16 Nov Layered Outreach for Diverse Audiences
The event is booked. The Zoom call is scheduled. The survey link is live. Now all you need is participants from far and wide – how do you get out the word? Even the best engagement strategies need equally great accompanying outreach strategies, since you need to reach intended audiences to come to the table.
Outreach and engagement are often thought of as synonyms, but they serve very different functions in the context of a project:
- Engagement is a two-way communication that gathers information from the audience to inform a specific decision point in the participatory process
- Outreach is a one-way communication that informs the public about the process, usually including a call to action about a specific engagement method
In my years of working with communities, I have learned a series of important lenses that must be considered when building layered outreach strategies. It’s important, most of all, to think proactively about your intended audience and tailor outreach layers to the needs, timing, and capacity of both participants and the organizations that send out information to local communities.
Considering the Digital Divide
The “digital divide” refers to the gap between audiences that have access to broadband internet, opening the door to online resources available to communities. Even within communities that have access to broadband, the divide can present as lower-speed connections, lack of access to computers themselves, and less digital literacy. [Editor’s Note: You can use the NTIA’s Indicators of Broadband Need Map to determine a community’s level of access to broadband!]

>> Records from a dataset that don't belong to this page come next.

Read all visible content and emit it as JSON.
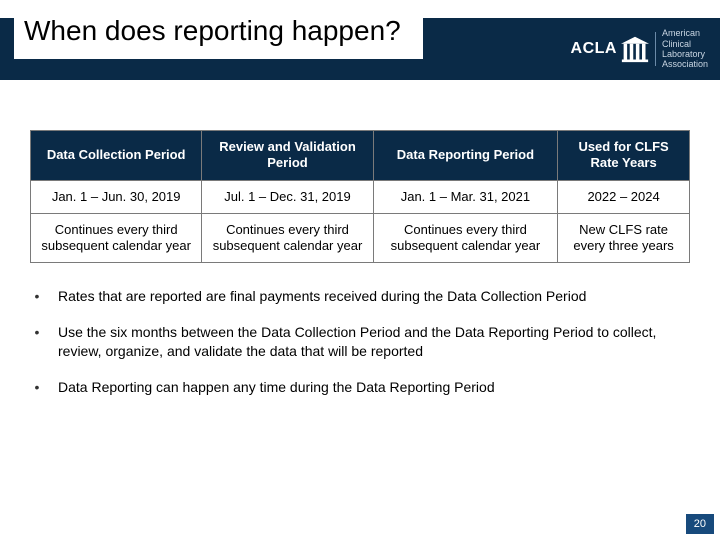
{
  "header": {
    "title": "When does reporting happen?",
    "logo": {
      "mark": "ACLA",
      "subtitle_line1": "American",
      "subtitle_line2": "Clinical",
      "subtitle_line3": "Laboratory",
      "subtitle_line4": "Association"
    }
  },
  "table": {
    "headers": [
      "Data Collection Period",
      "Review and Validation Period",
      "Data Reporting Period",
      "Used for CLFS Rate Years"
    ],
    "rows": [
      [
        "Jan. 1 – Jun. 30, 2019",
        "Jul. 1 – Dec. 31, 2019",
        "Jan. 1 – Mar. 31, 2021",
        "2022 – 2024"
      ],
      [
        "Continues every third subsequent calendar year",
        "Continues every third subsequent calendar year",
        "Continues every third subsequent calendar year",
        "New CLFS rate every three years"
      ]
    ]
  },
  "bullets": [
    "Rates that are reported are final payments received during the Data Collection Period",
    "Use the six months between the Data Collection Period and the Data Reporting Period to collect, review, organize, and validate the data that will be reported",
    "Data Reporting can happen any time during the Data Reporting Period"
  ],
  "page_number": "20"
}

When developing outreach strategies, it is important to consider how the digital divide affects your audiences. Communities affected by high poverty rates, high rates of immigrants and refugees, and high percentages of older adults may be less likely, willing, or able to access outreach resources that are only online. Your outreach efforts might not be seen by your most vulnerable residents!
In these cases, adding a layer of in-person outreach is crucial to get a truly representative sample of participants to engage in the process. Flyering is helpful, especially if flyers are weather-resistant and placed in areas of high-volume traffic. Flyers and materials should be available in all languages, or at least the most used languages, prevalent within the target community. In-person outreach materials can be more effective when shared via a trusted partner – have flyers available in well-loved libraries, send materials home with students and families through schools and youth programs, and attend local meetings to deliver information in person to groups that already gather.
Accounting for Organizational Capacity
Partnerships are a crucial component of outreach strategies. A trusted organization with a vibrant contact list and knowledge of the community’s needs are the best conduits for getting out the word. Our team may mock up an email newsletter, a folder full of visuals, and messaging about the project, but organizations and grassroots connectors have the links to get those materials to the right people.
However, partnerships with grassroots organizations often encounter roadblocks mainly concerning capacity and funding models. Especially in cities with high levels of low-income residents, organizations are often simply trying to keep their heads above water and keep their clients safe and housed. Asking organizations to offer additional support with outreach is often a difficult request, since it requires staff time and sometimes even a percentage of their small budget.
When looking for outreach partnerships, it’s important to account for these organizational capacity challenges and make the outreach as easy as possible for organizational partners. Make an easily accessible and shareable ShareKits where all documents can be downloaded by community members. Send short and easily digestible emails to organizations that are warm but make your request straightforward and understandable. Try to find the easiest way, or preferred way, for organizational staff members to be contacted and use that communication model. Ask for less, and provide more.
Formal and Informal Information Sharing
To successfully provide information about your project to your intended audiences, it’s important to identify both formal and informal ways of sharing information. Creating a press kit, press release, and press list is a fine first step to fulfill a “formal” information strategy (traditional press and online press), but will not reach people who do not follow the media.
Especially if you hope to reach younger audiences or audiences within non-English language groups, outreach must include more informal channels – Facebook groups specific to the geographic area, WhatsApp threads in non-English languages, and text messaging to specific neighborhood leaders. Especially in our 21st Century world, the concept of journalism has become uniquely fragmented, and outreach requires a variety of similarly divided techniques. Look for the locally-beloved blogger and reach out. See if your target audience follows a specific Twitter user. Include physical copies of your flyers or informational packets at local churches, coffee shops, and more. Use data to see who you need to reach, and make a concerted effort to meet those people where they are – online and offline.
Engagement is crucial for projects to be representative, diverse, and successful, as we know, but engagement needs equally diverse and high-quality outreach to accompany it. It’s important to understand the community in order to tailor and layer that outreach to reach the different audiences you intend to reach.
Now go out and write that Facebook post!
Lily Goodspeed is a Senior Associate at Connect the Dots and based in Philadelphia. She is a social impact and economic development professional passionate about inclusive community engagement, creative placemaking, and respecting historical context. Lily holds a Master’s in Public Administration from the University of Pennsylvania and has worked within nonprofits, development and real estate companies, and political advocacy organizations for ten years within the Philly region. Her career in grassroots organizing and collective change informs her CTD work on the ground and within communities.